*THE PROBLEM:* Search the data for the word "TheWhiteMamba" and copy every line where it occurs.

*LISTED ENTRIES:*

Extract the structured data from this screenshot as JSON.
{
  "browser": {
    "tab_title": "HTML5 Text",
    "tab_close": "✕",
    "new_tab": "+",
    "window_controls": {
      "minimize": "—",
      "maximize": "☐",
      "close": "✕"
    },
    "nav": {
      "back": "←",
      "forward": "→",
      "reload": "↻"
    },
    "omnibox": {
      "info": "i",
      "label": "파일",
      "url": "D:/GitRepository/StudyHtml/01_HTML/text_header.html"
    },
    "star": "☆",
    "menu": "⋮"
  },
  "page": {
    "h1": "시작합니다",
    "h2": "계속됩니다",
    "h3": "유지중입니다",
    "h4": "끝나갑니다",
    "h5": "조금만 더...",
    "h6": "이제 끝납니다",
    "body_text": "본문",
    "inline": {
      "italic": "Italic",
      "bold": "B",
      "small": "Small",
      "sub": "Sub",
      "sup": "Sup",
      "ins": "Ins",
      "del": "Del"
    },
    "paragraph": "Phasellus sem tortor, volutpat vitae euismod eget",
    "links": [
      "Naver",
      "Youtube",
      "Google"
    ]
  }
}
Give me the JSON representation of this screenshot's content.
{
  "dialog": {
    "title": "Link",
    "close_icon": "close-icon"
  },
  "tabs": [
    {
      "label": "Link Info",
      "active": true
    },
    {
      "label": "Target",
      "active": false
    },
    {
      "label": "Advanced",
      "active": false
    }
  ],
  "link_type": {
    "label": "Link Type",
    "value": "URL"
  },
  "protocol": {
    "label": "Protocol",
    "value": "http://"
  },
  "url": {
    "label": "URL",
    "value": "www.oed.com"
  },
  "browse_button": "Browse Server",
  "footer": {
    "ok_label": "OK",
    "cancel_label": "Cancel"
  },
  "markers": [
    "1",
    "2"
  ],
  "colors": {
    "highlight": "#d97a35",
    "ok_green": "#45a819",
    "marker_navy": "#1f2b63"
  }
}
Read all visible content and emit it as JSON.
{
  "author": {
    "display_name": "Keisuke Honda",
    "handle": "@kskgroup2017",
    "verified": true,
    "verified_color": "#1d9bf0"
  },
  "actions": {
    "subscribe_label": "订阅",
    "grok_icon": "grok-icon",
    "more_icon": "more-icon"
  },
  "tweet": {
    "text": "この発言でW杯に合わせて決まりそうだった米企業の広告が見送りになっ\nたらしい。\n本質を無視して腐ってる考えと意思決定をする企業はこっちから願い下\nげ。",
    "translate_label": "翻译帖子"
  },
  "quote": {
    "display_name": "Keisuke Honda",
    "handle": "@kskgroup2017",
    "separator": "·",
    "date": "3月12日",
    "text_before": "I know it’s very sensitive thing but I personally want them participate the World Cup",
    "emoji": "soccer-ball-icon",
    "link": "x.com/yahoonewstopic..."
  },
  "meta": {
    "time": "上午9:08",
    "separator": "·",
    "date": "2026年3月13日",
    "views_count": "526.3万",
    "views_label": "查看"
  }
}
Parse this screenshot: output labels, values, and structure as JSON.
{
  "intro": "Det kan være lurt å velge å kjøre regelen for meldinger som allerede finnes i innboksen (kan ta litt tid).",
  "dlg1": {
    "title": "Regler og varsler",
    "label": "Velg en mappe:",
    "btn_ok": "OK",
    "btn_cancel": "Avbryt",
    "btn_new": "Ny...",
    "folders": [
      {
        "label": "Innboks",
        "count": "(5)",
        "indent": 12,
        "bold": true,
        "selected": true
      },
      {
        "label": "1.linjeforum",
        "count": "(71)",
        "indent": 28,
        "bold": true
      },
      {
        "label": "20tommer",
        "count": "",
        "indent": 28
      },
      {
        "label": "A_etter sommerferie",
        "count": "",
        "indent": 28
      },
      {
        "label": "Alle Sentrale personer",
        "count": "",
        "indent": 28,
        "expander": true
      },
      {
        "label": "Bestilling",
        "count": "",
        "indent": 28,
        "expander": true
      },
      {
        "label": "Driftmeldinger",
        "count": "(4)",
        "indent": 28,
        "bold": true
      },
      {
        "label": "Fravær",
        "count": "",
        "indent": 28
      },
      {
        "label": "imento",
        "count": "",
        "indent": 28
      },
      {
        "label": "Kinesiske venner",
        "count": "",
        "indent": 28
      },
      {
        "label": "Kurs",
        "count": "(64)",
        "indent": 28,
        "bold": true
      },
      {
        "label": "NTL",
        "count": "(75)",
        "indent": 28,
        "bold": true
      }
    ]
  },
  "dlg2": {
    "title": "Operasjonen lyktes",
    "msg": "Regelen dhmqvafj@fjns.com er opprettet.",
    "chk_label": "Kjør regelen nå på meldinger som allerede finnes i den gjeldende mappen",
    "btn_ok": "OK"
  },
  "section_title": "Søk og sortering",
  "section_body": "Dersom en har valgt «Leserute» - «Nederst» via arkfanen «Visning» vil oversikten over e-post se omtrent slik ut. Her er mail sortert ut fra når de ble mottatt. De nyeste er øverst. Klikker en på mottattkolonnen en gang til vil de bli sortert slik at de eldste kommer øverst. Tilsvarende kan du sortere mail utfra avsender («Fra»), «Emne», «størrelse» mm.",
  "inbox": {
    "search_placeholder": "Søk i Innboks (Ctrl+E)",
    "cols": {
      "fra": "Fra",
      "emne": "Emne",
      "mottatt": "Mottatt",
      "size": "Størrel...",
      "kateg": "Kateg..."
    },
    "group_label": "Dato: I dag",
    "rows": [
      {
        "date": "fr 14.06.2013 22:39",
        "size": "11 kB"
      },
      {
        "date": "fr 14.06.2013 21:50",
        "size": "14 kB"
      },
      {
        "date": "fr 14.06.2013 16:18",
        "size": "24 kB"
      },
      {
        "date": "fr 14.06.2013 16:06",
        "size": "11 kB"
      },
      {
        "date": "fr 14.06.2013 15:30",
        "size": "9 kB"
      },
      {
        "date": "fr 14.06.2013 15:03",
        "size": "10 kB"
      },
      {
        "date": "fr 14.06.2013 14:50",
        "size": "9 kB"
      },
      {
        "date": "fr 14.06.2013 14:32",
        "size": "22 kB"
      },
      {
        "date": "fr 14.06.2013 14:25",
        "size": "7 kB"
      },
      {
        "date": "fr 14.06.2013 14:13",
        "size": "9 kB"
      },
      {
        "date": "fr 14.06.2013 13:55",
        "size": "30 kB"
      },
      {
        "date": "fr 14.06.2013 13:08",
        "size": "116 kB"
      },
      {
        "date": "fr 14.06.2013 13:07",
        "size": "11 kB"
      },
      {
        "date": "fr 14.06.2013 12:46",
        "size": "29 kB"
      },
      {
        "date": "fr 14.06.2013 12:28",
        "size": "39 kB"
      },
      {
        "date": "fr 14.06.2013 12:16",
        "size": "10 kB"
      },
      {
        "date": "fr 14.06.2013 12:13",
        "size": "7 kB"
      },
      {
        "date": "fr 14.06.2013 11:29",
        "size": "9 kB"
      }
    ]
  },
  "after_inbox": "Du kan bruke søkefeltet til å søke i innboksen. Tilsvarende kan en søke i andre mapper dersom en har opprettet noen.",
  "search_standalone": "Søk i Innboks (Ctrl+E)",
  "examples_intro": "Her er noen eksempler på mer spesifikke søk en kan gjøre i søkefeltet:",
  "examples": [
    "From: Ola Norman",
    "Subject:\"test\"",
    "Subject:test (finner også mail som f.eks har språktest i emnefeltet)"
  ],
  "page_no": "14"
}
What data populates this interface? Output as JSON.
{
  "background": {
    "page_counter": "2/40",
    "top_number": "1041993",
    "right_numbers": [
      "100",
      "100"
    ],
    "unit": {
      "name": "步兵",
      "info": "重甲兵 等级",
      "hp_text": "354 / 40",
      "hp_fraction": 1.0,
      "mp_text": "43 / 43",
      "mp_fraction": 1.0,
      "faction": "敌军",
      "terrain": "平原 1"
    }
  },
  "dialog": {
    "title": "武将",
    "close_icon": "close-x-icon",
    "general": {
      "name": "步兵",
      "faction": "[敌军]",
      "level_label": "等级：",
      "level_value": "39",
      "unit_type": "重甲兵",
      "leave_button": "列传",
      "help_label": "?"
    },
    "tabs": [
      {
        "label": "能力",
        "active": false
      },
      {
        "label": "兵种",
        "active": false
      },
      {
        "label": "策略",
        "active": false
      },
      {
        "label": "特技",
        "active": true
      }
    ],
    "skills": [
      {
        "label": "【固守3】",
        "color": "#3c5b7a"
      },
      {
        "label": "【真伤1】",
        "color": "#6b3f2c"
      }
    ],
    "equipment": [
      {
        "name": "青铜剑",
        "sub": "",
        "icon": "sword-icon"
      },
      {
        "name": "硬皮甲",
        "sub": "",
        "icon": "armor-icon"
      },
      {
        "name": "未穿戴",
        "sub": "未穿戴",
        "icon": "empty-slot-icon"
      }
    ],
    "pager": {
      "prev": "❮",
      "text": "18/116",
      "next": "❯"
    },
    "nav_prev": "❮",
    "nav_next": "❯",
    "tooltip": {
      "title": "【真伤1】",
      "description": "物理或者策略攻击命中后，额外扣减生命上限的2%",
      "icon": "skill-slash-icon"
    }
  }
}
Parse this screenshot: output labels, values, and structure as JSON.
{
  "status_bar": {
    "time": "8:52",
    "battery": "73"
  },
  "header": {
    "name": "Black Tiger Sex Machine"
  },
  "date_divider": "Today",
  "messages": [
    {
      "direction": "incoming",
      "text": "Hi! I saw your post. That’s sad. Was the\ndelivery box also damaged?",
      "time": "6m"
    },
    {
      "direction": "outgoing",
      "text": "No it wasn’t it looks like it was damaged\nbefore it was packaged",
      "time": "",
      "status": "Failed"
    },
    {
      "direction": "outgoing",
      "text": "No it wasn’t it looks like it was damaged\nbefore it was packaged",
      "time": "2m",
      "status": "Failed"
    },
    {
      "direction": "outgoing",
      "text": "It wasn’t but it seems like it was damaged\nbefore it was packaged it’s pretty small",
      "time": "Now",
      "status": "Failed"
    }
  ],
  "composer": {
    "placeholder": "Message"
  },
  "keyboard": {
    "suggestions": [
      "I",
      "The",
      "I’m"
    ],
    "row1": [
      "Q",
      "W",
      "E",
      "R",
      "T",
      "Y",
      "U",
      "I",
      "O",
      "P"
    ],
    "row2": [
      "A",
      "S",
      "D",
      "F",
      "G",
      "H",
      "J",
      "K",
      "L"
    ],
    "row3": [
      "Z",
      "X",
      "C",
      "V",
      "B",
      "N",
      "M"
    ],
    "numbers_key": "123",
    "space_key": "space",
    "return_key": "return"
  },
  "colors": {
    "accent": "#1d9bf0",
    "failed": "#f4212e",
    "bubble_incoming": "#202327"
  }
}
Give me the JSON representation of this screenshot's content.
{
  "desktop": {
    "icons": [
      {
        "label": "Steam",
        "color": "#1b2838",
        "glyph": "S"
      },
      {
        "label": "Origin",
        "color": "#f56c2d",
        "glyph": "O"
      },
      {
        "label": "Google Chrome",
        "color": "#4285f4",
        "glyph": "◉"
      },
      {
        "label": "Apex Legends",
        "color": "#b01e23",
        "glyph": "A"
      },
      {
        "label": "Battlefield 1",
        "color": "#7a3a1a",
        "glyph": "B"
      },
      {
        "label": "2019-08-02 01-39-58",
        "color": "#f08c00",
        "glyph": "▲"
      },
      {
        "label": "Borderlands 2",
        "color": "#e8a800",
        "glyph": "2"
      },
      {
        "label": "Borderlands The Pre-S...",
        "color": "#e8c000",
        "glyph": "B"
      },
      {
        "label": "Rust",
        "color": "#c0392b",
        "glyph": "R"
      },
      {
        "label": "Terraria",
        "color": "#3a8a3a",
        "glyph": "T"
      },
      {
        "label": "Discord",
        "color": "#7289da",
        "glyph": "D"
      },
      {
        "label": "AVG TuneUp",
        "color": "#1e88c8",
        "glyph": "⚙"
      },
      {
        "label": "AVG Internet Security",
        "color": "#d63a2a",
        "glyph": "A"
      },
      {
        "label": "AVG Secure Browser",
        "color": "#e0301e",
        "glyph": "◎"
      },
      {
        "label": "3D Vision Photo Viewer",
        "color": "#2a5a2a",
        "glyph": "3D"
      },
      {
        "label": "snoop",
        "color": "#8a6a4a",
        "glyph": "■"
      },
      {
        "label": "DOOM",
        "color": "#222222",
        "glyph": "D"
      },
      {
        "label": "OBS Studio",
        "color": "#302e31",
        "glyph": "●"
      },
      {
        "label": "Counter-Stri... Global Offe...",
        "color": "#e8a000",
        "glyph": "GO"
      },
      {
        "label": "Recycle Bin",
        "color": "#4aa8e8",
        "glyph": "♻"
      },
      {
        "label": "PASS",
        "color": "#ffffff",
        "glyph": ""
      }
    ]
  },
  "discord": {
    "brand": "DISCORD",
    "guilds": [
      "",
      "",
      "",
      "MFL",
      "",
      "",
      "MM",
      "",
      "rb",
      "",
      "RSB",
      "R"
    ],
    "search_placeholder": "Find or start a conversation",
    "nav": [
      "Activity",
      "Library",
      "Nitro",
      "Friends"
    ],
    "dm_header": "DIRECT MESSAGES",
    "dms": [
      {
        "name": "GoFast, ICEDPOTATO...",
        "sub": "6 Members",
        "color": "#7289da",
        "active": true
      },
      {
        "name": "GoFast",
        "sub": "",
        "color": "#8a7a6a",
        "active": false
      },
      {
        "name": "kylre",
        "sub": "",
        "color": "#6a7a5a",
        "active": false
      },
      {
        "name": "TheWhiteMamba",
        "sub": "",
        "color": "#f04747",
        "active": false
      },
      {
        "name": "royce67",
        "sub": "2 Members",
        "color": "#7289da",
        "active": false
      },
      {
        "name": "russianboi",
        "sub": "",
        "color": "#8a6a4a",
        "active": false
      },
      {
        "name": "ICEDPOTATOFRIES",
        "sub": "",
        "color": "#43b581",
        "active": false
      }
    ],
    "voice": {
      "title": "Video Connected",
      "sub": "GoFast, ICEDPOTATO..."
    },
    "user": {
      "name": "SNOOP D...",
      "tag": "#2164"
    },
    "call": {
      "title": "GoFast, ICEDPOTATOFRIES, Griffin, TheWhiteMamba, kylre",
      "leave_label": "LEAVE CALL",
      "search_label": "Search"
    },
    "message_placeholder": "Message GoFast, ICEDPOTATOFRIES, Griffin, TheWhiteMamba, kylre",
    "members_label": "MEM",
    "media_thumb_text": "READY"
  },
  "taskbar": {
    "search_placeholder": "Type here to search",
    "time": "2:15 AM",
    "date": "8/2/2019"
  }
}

*WRITTEN ANSWER:*
        "name": "TheWhiteMamba",
      "title": "GoFast, ICEDPOTATOFRIES, Griffin, TheWhiteMamba, kylre",
    "message_placeholder": "Message GoFast, ICEDPOTATOFRIES, Griffin, TheWhiteMamba, kylre",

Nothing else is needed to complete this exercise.